         1      The word which Isaiah the son of Amoz saw concerning Judah and Jerusalem.
         2      Now it will come about that
      In the last days
      The mountain of the house of the LORD
      Will be established as the chief of the mountains,
      And will be raised above the hills;
      And all the nations will stream to it.
            3      And many peoples will come and say,
      “Come, let us go up to the mountain of the LORD,
      To the house of the God of Jacob;
      That He may teach us concerning His ways
      And that we may walk in His paths.”
      For the law will go forth from Zion
      And the word of the LORD from Jerusalem.
            4      And He will judge between the nations,
      And will render decisions for many peoples;
      And they will hammer their swords into plowshares and their spears into pruning hooks.
      Nation will not lift up sword against nation,
      And never again will they learn war.

Is 2:1–4 (cf. Micah 4:1-5).

Joel writes,

         1      “For behold, in those days and at that time,
      When I restore the fortunes of Judah and Jerusalem,
            2      I will gather all the nations
      And bring them down to the valley of Jehoshaphat.
      Then I will enter into judgment with them there
      On behalf of My people and My inheritance, Israel,
      Whom they have scattered among the nations;
      And they have divided up My land.
            3      “They have also cast lots for My people,
      Traded a boy for a harlot
      And sold a girl for wine that they may drink.

Joel 3:1–3.


The entire chapter of Zechariah 14 is a prophecy concerning the Lord’s judgment on the nations that attack Jerusalem and the restoration of the earth so that Israel will prosper, according to His covenant with them.

All of this (and the entire literature of the prophets lists all these things in detail and with tremendous clarity) is a result of the promise to Abraham, “In you all the nations of the earth will be blessed.” Paul writes in Romans 11:11-12, with exclamation, “

   11      I say then, they did not stumble so as to fall, did they?

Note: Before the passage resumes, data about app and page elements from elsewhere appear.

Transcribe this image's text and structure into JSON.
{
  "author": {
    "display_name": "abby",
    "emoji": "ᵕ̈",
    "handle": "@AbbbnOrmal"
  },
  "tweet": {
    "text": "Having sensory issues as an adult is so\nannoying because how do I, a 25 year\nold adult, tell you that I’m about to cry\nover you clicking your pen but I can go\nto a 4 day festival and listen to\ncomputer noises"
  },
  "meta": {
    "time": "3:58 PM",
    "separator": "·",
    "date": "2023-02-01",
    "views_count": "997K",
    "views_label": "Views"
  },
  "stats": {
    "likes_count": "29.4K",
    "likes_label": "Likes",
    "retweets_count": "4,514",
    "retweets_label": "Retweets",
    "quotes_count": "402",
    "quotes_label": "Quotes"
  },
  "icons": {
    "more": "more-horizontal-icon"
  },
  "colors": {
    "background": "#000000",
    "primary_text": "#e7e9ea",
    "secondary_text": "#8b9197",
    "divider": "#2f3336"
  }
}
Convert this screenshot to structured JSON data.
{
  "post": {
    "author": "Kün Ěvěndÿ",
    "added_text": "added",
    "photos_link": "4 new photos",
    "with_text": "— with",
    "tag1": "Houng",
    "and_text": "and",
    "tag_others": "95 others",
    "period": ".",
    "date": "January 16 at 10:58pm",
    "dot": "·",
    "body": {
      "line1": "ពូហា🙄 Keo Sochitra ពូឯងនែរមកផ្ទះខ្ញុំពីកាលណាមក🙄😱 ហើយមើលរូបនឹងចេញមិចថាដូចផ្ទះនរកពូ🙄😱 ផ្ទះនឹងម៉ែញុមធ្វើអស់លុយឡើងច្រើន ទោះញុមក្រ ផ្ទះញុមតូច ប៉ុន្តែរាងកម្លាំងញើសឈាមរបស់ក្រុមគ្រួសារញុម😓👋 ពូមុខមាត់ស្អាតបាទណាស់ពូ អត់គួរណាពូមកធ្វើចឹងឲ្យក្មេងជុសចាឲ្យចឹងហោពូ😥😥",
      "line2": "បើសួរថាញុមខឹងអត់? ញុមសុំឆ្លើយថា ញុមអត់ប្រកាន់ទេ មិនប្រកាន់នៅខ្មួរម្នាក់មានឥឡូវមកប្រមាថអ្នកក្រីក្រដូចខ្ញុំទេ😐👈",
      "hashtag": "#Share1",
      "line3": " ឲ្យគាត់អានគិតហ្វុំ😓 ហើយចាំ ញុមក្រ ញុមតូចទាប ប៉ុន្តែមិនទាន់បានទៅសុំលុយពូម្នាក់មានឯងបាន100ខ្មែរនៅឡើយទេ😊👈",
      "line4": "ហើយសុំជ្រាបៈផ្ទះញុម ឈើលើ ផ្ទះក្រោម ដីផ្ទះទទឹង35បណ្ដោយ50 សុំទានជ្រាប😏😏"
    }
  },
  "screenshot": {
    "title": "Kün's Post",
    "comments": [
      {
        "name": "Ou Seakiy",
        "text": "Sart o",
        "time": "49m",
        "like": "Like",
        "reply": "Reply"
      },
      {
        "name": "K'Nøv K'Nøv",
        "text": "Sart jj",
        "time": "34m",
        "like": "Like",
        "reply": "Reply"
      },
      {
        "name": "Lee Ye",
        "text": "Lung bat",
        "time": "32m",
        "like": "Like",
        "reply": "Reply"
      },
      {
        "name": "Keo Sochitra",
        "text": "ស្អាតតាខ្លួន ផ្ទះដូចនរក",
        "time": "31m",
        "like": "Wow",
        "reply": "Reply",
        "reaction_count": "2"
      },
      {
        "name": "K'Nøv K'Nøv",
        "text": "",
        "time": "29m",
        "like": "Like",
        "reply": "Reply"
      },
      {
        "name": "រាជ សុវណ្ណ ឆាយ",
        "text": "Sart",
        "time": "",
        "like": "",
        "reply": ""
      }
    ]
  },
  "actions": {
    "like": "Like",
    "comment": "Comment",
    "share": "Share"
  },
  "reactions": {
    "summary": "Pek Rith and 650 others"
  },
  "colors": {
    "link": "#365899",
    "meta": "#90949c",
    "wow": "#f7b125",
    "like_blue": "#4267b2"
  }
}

May it never be! But by their transgression salvation has come to the Gentiles, to make them jealous. 
   12      Now if their transgression is riches for the world and their failure is riches for the Gentiles, how much more will their fulfillment be!

Israel has rejected their Messiah. That has lead to Christ being preached among the Gentiles exclusively (as per the Abrahamic promise). However, there is coming a time when they, Israel, will not reject her King but will bow down Him (Romans 11:25-27)! In that day, according to the prophets, all the world will be affected. The earth will be leveled, Jerusalem will be raised up higher, all the nations will be subjected to the Lordship of Jesus Christ and judge by Him, and worship will once again resume in the Temple (see Zechariah 14). All of this because God promised to bless Israel and the nations through Abraham (since Israel is a nation of the earth which is included in the “all nations” of Genesis 12:3).

If, then, the gospel is Genesis 12:3, as Paul says it is, then I would have to conclude that the gospel of Jesus Christ has eschatological ramifications! We cannot separate the gospel from future events. In doing so will do damage to the gospel, and thus the promise of God.